Invasive Group AStreptococcus (GAS) on the Rise in Parts of the US
Cases of invasive streptococcus A, which declined during the COVID-19 pandemic, have recently begun to increase again. The U.S. Centers for Disease Control and Prevention warned last December that cases of invasive streptococcal A were on the rise. The World Health Organization first reported a surge in GAS infections in several countries in the same month. Data from the U.K. show that at the end of 2022, the number of Group A strep infections was nearly three times higher than in the same period over the past five years.
The Centers for Disease Control and Prevention told ABC News on Wednesday that the number of invasive streptococcal A disease among U.S. children has returned to pre-pandemic levels, and in some places has even exceeded them.
1. What causes invasive group A streptococcus?
Group A streptococcus (GAS) is a common bacteria that lives on our skin and often in our throat. It can cause different types of infections, the most common being streptococcal pharyngitis. Rarely, it can cause serious infections such as streptococcal toxic shock syndrome or necrotizing fasciitis (a rare bacterial infection). Serious infections occur when group A streptococci invade other parts of the body such as the blood or spinal fluid.
2. How common are invasive group A streptococci?
Invasive group A streptococcus is a dangerous but rare disease that causes about 1,500 to 2,300 deaths in the United States each year, according to the Centers for Disease Control and Prevention. Invasive group A streptococci are more common in children.
3. How is invasive group A streptococcus treated?
This condition is usually treated in the hospital with intravenous antibiotics and other supportive measures.
The drug used to treat mild to moderate strep infections is amoxicillin, which is in short supply nationwide. If strep is untreated or under-treated, it can lead to invasive group A strep. At this stage, there are no data to suggest a direct link between the shortage of amoxicillin and the surge of cases.
4. What are the most common symptoms of invasive group A strep?
Parents and caregivers should watch for fever, sore throat, difficulty swallowing or a child who is not behaving normally.
Parents should also look for signs of toxic shock syndrome and "flesh-eating" skin infections, which can be signs of an invasive strep infection. According to the U.S. Centers for Disease Control and Prevention, symptoms of toxic shock include fever, chills, muscle pain, nausea and vomiting.
Early symptoms of a severe skin infection include rapid skin expansion, severe pain and fever. Later, it may look like blisters, changes in skin color or pus in the infected area.
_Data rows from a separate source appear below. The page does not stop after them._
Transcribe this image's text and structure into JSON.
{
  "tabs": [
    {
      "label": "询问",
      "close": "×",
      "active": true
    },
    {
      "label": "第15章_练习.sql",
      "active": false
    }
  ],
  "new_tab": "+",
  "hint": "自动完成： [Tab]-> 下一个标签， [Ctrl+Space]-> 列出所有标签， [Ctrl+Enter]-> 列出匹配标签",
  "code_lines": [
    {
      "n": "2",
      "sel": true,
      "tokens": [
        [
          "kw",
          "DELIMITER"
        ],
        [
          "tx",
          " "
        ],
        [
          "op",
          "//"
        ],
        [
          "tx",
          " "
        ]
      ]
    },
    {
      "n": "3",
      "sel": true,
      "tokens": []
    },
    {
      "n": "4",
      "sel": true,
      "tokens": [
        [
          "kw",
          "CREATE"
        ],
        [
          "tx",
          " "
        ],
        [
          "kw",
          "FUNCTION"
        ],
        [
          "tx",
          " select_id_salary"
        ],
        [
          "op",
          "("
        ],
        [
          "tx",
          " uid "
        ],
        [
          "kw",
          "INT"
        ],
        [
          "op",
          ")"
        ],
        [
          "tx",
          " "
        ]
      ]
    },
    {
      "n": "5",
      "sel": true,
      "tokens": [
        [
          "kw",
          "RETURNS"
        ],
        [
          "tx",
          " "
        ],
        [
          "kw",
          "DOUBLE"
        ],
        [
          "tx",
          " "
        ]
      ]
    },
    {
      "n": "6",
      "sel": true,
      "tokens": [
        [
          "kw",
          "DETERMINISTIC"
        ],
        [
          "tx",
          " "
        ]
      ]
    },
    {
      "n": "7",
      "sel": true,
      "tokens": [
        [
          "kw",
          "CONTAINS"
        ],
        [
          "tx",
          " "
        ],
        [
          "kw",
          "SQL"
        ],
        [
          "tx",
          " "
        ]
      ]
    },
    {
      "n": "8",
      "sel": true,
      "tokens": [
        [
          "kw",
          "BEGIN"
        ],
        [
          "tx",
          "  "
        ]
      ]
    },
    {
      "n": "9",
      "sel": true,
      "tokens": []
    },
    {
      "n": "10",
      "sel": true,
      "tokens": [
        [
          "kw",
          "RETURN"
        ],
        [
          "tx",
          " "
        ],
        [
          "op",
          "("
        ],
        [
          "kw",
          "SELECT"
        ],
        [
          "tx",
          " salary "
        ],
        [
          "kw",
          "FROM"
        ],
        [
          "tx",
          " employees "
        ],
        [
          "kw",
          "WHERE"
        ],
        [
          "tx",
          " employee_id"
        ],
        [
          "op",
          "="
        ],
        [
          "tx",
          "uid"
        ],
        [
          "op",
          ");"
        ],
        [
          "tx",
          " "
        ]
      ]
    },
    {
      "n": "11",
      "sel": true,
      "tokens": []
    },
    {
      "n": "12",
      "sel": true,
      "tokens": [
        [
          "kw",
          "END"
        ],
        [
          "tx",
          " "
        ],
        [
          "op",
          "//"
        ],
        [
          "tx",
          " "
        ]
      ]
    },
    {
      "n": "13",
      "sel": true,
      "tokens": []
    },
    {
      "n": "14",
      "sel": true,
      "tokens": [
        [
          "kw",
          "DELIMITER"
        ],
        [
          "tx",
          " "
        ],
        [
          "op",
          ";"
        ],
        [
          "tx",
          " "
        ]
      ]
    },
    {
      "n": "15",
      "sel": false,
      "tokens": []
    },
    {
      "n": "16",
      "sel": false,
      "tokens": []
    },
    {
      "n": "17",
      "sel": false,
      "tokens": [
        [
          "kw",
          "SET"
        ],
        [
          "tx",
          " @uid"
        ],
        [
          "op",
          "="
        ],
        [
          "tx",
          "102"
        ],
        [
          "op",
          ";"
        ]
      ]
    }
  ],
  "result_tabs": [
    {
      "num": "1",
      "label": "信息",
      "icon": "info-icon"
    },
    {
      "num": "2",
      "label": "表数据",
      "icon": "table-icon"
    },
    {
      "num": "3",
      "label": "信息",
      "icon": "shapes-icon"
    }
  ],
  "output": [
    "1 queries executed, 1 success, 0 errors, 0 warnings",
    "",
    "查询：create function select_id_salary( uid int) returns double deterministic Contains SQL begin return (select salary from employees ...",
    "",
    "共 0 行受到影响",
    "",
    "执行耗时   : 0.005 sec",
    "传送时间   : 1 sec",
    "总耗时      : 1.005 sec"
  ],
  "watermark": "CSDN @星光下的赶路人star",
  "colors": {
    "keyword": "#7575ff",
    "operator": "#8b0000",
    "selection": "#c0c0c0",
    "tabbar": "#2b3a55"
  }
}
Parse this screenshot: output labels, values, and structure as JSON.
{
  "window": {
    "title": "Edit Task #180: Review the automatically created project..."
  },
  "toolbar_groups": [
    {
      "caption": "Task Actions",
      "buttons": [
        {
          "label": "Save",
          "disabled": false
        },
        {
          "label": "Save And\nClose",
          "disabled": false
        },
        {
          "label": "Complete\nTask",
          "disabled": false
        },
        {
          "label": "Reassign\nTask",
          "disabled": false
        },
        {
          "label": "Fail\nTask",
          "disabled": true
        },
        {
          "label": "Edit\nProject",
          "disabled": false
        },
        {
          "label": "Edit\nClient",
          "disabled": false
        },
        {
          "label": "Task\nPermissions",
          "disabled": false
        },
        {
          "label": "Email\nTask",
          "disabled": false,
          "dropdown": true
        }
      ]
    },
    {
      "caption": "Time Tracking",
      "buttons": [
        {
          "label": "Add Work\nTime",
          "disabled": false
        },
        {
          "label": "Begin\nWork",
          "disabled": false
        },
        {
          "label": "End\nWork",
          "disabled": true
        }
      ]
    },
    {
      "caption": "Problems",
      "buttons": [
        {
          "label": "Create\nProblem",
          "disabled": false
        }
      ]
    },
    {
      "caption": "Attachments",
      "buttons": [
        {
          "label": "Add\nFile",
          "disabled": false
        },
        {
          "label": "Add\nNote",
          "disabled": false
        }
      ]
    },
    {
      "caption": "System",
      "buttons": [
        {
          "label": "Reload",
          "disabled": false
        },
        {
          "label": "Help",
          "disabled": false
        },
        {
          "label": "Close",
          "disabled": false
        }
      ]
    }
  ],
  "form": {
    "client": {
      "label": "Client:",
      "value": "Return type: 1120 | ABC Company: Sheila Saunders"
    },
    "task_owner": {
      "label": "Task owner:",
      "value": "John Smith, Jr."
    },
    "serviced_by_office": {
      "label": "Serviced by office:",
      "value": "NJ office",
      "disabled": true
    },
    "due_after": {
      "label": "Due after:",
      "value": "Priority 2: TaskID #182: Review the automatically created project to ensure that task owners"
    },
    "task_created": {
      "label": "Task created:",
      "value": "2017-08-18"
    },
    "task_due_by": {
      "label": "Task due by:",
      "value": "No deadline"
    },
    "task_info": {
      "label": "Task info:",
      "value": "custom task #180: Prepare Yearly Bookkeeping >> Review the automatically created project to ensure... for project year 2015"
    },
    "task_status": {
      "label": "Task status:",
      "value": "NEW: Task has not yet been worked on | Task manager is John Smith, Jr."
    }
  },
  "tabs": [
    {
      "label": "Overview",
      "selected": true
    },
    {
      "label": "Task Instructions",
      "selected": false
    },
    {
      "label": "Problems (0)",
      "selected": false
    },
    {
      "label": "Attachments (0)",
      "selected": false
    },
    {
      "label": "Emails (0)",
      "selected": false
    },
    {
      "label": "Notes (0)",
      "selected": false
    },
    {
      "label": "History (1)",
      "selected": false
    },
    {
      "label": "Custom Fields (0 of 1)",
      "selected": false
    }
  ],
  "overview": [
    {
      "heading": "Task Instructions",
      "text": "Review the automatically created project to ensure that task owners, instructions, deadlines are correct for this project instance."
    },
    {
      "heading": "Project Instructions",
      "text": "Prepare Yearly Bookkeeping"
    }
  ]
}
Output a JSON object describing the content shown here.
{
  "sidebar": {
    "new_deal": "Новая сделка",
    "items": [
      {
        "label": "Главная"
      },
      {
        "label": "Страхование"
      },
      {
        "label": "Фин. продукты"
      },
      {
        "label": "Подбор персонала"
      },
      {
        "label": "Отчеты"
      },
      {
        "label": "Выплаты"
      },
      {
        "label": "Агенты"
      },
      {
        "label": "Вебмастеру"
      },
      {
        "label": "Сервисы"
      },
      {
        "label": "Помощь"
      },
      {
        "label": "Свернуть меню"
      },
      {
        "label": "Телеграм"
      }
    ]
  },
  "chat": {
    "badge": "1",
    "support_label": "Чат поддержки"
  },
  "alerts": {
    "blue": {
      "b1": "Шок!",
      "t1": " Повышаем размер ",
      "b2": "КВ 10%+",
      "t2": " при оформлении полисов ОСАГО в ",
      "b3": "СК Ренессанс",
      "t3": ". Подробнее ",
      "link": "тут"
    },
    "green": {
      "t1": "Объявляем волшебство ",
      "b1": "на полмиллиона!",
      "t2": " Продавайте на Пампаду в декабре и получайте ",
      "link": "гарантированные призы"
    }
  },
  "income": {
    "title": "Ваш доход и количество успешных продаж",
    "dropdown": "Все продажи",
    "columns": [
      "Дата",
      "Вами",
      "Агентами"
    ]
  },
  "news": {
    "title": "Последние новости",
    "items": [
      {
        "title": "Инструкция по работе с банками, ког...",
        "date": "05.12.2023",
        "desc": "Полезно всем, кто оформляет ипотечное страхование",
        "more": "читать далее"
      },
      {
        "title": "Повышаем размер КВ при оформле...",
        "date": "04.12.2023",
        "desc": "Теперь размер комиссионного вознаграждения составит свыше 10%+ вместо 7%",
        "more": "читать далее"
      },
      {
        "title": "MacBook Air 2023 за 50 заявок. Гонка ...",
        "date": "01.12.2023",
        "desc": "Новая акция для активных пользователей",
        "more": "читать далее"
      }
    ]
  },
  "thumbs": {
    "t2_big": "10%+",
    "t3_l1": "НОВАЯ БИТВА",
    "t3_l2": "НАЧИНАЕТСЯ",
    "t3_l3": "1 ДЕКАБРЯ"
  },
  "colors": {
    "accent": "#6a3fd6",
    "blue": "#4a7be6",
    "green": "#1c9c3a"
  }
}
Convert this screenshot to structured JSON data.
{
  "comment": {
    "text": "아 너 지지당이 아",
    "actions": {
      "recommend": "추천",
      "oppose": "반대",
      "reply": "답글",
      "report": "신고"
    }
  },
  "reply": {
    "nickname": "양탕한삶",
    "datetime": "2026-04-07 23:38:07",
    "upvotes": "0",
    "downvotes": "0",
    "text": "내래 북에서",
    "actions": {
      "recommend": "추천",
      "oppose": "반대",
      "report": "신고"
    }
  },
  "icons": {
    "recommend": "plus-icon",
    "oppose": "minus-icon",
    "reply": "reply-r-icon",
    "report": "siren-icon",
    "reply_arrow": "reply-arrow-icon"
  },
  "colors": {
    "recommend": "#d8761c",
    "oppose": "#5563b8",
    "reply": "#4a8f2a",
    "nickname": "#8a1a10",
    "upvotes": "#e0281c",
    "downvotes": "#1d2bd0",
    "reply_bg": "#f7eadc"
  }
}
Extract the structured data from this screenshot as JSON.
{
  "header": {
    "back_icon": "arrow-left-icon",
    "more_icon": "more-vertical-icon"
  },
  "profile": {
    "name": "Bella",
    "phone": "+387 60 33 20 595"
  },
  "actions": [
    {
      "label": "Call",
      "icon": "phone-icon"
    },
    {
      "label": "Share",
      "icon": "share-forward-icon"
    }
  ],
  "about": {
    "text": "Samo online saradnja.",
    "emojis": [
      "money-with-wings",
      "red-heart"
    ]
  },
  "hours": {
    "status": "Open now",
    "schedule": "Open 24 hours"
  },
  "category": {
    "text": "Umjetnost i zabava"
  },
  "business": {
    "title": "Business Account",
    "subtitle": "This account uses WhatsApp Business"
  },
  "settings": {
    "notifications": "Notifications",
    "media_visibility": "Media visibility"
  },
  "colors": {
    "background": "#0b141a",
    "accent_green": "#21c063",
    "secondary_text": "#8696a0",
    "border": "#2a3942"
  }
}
5.How can a person reduce exposure to invasive group a streptococcus?
Because strep is spread by coughing, sneezing and object surfaces, practicing good hygiene - such as washing hands, object surfaces, plates or cups - can prevent it from spreading.